BBC News has a report today on public opinion in Wales, drawing on the new Welsh panel that YouGov have established.  From my point of view the interesting finding (not the first) is the strong support the poll shows for the Assembly having further legislative powers, by 42 per cent to 37 per cent – and the five-point gap is particularly important.  What’s even more interesting is that support grows to 63 per cent if the option is for ‘Scottish powers’.

What will be on offer for Wales in the referendum that can be called (on bringing in Part 4 of the Government of Wales Act 2006) are not Scottish powers.  They are significantly more limited – there’s no general power to legislate, there’s no power to vary income tax (if only by 3 per cent), and policing, criminal justice and the courts will remain under Westminster’s control. They’re unquestionably better than the status quo – not just  because they mean ‘more powers for the National Assembly’, but because they will create a better system of government in which the powers of each level are clearer, and it’s easier to see who is responsible for which decision or policy.  The 2006 Act a complicated piece of legislation that creates fundamental uncertainty about the powers of the National Assembly, and a complex relationship with UK Government and Parliament about the development of those powers.

The differences between the two sets of survey results aren’t really that surprising; they reflect a desire to ensure parity of esteem for Wales, reflecting how the issue is framed, and also reflect the fact that people simply don’t understand what the 2006 Act means.

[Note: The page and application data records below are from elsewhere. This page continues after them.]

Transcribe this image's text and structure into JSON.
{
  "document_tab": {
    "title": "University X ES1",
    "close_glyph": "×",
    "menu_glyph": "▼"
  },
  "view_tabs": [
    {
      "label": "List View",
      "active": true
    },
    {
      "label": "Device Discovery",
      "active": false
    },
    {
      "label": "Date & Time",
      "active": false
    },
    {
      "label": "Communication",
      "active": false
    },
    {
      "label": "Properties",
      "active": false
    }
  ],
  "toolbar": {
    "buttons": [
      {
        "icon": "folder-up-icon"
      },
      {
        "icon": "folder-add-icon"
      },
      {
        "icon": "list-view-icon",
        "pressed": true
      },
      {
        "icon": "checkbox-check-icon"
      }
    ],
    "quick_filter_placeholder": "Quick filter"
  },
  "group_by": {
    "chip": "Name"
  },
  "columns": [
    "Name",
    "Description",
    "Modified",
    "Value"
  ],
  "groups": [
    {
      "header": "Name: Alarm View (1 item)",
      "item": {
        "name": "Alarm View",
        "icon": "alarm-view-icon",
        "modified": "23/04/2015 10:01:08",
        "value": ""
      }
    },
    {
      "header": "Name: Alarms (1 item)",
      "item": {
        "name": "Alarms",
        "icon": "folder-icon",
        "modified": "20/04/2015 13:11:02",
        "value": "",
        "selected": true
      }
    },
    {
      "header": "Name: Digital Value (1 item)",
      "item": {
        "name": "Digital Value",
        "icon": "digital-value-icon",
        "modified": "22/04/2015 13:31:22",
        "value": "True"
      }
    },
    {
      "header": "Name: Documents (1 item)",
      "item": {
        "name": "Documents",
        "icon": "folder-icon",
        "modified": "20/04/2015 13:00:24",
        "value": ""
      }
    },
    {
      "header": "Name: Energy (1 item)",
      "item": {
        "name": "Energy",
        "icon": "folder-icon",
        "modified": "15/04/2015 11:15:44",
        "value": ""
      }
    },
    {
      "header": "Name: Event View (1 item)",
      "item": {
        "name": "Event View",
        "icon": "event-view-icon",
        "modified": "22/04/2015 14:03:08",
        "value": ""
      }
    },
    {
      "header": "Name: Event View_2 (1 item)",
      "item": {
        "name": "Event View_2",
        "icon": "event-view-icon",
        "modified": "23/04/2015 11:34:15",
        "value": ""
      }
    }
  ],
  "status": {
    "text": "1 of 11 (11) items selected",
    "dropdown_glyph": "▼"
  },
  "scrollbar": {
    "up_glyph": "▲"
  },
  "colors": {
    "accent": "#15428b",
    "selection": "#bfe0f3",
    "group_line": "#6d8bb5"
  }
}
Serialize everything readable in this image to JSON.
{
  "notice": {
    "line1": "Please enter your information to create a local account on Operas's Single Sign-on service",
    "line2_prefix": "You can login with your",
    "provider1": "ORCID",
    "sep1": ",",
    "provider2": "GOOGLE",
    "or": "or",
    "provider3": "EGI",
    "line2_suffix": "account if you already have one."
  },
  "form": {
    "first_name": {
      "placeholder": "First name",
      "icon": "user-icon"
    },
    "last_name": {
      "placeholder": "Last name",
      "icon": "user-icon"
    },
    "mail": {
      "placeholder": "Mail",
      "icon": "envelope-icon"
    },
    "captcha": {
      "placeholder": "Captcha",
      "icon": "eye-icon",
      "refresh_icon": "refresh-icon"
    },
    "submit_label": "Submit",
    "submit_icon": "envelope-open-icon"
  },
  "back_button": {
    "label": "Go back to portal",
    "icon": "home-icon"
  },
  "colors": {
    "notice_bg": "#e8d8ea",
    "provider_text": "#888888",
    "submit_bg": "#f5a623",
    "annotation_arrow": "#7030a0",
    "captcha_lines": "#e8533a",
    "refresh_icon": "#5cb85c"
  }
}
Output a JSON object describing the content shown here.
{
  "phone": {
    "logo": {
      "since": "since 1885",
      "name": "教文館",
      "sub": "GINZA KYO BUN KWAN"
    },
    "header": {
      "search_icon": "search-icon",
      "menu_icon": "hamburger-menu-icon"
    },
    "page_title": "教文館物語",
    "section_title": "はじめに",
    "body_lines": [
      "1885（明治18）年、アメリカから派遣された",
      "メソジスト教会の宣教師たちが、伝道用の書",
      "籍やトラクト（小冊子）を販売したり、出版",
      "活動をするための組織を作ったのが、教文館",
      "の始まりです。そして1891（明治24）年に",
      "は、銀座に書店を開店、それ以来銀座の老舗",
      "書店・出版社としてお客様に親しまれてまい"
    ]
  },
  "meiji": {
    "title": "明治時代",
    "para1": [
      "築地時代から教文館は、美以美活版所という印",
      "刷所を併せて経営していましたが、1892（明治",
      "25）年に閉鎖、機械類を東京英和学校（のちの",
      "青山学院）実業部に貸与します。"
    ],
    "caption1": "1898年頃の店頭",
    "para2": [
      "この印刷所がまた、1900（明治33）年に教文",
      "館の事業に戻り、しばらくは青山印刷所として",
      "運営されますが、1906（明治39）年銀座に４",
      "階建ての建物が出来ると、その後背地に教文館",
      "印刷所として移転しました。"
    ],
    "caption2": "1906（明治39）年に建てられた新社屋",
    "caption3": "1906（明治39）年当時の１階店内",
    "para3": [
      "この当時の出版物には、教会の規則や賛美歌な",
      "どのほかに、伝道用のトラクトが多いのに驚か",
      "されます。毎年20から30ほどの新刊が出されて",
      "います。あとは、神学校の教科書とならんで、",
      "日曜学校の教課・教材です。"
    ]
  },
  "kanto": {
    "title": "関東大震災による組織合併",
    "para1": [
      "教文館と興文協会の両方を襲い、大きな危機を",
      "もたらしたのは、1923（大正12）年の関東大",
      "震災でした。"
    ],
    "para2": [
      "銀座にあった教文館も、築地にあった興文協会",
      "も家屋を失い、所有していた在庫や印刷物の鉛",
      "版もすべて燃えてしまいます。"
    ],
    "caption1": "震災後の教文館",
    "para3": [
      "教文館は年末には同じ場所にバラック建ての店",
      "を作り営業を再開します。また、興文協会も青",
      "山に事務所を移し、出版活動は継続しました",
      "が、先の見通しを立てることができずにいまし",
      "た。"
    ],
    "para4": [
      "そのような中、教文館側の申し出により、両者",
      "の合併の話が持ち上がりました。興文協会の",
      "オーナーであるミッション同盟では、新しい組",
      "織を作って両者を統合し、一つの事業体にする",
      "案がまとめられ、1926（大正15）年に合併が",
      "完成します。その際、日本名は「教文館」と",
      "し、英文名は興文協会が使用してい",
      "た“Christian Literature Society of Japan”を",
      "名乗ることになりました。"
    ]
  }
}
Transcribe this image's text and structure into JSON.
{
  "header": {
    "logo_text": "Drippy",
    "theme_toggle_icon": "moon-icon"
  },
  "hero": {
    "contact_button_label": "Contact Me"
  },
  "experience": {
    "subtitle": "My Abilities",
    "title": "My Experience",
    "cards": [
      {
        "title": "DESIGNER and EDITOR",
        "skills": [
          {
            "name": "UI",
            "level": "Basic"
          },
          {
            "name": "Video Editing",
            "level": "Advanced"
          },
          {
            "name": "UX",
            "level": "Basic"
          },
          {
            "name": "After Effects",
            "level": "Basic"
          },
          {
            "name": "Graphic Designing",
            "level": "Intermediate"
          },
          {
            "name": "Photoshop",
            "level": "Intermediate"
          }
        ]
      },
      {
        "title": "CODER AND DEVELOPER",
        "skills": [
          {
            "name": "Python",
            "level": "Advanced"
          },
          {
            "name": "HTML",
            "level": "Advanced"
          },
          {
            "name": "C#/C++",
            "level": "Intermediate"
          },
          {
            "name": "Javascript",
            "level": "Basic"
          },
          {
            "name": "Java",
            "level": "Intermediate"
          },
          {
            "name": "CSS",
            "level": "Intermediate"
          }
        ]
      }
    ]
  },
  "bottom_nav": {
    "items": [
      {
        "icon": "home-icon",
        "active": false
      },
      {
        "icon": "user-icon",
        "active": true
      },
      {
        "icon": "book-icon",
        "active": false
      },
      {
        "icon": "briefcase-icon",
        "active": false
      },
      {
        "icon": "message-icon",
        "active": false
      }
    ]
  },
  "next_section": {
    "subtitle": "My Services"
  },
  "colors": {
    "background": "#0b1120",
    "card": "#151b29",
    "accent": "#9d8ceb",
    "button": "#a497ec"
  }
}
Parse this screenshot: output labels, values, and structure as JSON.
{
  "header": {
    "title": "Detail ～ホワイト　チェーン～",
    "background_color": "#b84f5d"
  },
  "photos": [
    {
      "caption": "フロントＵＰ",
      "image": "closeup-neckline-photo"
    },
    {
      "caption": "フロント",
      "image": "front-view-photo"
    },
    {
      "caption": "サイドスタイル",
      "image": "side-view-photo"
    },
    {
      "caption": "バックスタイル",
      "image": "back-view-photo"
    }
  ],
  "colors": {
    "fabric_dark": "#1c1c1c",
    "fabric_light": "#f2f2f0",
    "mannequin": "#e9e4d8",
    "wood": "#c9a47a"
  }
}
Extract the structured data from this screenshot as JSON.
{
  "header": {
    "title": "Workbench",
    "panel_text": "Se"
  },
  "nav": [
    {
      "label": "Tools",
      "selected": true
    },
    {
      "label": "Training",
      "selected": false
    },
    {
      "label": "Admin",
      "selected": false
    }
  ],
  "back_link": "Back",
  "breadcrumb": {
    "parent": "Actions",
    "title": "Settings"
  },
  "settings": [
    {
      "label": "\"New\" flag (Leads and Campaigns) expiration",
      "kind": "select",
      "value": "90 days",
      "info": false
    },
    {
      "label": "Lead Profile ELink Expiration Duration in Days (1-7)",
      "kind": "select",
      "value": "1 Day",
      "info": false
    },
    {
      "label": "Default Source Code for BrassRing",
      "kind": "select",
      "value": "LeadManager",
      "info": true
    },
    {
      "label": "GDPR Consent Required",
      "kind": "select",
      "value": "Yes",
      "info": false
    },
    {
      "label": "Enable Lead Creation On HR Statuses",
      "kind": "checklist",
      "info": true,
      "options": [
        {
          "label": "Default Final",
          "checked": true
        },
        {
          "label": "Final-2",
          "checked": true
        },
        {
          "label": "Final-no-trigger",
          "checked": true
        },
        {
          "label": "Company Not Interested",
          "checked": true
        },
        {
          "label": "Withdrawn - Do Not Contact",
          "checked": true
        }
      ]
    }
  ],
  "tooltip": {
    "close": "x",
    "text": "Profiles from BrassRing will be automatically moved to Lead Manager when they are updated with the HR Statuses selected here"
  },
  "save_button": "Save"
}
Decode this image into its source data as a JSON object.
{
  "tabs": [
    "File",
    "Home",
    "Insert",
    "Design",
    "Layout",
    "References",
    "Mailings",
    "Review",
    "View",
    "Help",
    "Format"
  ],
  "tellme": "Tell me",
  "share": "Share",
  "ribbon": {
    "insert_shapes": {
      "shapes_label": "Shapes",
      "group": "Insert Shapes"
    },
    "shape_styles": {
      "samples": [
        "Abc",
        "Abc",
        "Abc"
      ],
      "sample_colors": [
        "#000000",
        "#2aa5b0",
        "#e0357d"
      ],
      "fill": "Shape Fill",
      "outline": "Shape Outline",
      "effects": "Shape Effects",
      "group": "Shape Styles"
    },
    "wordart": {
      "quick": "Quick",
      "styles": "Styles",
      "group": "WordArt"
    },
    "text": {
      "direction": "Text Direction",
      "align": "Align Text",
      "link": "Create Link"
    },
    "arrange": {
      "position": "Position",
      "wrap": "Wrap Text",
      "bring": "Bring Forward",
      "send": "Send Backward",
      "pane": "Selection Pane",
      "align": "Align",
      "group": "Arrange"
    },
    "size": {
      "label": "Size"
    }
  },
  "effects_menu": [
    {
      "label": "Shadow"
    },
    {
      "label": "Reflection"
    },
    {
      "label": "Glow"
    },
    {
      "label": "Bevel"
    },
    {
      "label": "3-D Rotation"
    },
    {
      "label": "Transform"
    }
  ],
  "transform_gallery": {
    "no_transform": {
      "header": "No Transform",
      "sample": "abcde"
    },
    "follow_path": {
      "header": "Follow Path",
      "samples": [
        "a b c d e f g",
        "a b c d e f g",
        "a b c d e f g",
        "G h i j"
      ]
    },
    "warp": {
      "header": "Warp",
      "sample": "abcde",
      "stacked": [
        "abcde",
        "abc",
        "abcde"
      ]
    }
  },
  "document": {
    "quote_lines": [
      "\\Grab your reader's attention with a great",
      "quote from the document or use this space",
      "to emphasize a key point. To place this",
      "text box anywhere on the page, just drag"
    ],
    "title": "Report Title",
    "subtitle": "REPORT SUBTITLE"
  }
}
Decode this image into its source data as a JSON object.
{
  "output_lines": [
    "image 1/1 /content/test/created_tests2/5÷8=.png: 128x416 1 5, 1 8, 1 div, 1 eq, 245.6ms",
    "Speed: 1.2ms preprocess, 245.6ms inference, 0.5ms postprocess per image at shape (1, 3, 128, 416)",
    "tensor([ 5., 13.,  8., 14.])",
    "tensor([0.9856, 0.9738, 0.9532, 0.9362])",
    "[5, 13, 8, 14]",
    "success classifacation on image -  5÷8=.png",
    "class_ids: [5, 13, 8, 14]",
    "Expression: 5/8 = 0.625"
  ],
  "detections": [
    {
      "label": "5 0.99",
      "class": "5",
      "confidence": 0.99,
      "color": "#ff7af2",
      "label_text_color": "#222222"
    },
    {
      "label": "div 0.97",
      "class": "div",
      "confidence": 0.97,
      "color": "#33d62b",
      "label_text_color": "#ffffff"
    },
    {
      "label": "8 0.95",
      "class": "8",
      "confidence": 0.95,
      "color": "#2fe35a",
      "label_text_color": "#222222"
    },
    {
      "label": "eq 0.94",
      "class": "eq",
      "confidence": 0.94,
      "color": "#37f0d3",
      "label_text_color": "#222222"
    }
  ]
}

Peter Hain, the Secretary of State for Wales, is giving a speech at Cardiff University on Thursday (29 October: 4.15 pm in the Bute Building) where he’s likely to make the case for postponing a referendum – and, implicitly if not explicitly, for the status quo.  Today’s findings suggest strongly that he’s running against public opinion in doing so.  As a committed supporter of devolution, it’s odd that he now seems so timid about it.

UPDATE 28 October: the full results of the poll are available on the YouGov website here.


Filed under Public opinion, Referendums, Wales